Entries from a dataset of interfaces
• • •
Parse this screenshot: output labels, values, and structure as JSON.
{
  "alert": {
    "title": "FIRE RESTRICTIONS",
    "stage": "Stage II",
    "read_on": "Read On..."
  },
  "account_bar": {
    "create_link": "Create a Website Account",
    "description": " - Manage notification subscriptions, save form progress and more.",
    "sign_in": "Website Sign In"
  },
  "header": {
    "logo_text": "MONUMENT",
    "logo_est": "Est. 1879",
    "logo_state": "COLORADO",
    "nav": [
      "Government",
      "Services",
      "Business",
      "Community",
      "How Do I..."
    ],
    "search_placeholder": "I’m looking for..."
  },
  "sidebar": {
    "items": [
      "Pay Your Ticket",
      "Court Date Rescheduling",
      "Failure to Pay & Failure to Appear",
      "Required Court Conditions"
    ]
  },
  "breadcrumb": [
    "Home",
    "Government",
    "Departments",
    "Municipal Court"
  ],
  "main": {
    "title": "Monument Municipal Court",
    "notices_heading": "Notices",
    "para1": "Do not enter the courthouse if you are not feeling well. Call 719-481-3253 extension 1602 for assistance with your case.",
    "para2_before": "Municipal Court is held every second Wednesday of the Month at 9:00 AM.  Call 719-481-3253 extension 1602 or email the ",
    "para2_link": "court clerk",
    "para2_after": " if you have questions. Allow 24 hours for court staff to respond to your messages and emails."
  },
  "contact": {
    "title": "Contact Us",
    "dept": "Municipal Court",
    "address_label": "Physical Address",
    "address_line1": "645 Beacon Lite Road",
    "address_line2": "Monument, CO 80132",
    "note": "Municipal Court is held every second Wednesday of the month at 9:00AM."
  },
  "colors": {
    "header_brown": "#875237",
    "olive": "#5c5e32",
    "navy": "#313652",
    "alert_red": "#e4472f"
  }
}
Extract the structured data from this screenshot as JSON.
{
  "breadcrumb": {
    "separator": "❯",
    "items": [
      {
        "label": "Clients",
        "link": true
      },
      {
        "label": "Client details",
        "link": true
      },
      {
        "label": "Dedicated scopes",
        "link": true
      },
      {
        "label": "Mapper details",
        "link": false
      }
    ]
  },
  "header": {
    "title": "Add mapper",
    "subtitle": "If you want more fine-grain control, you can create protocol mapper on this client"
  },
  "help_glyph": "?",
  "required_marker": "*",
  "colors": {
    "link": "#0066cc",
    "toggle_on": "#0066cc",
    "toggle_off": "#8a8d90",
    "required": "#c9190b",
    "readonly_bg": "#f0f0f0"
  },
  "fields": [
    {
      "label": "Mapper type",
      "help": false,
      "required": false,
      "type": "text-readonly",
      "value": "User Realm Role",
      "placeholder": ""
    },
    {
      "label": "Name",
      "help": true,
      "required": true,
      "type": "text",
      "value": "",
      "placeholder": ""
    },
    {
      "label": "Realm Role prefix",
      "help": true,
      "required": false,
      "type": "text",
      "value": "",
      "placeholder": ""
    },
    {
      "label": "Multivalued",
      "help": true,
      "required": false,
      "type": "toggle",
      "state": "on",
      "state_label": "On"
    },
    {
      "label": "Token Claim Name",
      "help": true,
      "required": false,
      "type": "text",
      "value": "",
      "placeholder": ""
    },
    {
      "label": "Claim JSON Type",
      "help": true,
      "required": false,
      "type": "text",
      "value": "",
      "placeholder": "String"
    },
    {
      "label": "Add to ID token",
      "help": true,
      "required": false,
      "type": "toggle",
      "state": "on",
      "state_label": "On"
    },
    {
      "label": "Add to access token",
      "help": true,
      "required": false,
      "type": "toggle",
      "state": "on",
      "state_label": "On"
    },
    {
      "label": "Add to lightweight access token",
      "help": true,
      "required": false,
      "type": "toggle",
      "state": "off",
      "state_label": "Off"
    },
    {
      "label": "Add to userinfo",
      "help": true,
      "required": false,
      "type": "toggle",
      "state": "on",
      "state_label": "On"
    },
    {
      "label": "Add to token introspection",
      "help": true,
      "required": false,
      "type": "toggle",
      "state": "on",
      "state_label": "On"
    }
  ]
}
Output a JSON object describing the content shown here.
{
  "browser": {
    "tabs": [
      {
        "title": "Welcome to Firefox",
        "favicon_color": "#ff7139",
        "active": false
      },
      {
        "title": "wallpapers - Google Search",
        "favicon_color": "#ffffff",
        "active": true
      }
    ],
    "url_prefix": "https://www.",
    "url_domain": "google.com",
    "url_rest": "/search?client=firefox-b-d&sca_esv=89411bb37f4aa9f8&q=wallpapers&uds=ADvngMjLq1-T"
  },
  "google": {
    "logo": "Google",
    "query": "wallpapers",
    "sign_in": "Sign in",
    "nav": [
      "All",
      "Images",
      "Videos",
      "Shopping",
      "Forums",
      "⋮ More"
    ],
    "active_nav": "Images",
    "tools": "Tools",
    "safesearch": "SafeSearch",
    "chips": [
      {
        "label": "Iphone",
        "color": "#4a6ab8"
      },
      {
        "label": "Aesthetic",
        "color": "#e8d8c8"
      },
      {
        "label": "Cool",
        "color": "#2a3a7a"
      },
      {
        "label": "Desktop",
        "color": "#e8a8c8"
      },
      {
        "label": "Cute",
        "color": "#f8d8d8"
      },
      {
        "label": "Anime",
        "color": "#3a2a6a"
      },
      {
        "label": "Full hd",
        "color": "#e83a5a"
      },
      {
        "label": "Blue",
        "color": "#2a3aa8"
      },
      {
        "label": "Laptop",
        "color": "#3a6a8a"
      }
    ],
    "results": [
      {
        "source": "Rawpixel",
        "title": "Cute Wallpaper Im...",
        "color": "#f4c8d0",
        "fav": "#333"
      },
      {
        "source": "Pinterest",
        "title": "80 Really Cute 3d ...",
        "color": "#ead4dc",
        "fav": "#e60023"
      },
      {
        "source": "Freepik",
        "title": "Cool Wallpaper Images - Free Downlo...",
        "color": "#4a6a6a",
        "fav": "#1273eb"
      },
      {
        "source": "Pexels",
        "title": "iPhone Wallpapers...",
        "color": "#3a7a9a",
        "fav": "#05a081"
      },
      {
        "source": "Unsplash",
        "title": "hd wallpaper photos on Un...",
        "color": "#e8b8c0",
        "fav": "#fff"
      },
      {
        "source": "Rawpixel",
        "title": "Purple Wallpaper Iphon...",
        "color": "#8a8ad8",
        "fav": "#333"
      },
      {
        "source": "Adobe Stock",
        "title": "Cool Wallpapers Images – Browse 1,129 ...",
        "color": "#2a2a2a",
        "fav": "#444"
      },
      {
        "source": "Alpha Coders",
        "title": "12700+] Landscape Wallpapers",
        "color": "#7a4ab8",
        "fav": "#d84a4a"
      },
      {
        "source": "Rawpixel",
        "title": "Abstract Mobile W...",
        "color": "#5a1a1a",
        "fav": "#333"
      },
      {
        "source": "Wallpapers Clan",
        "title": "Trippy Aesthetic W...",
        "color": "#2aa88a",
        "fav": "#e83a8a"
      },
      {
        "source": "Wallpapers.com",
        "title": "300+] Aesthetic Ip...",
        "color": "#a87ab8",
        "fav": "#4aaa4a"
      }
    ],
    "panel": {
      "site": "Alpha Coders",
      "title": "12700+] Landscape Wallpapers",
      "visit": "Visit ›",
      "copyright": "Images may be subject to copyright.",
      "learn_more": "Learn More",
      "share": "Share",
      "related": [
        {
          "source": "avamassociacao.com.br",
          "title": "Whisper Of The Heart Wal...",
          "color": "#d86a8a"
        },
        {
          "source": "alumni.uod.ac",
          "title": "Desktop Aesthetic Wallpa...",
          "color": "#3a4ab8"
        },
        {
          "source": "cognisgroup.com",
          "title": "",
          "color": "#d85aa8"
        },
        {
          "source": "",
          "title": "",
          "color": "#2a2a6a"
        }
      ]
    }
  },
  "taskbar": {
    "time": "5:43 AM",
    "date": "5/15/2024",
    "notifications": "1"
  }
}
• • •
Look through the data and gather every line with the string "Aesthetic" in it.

        "label": "Aesthetic",
        "title": "Trippy Aesthetic W...",
        "title": "300+] Aesthetic Ip...",
          "title": "Desktop Aesthetic Wallpa...",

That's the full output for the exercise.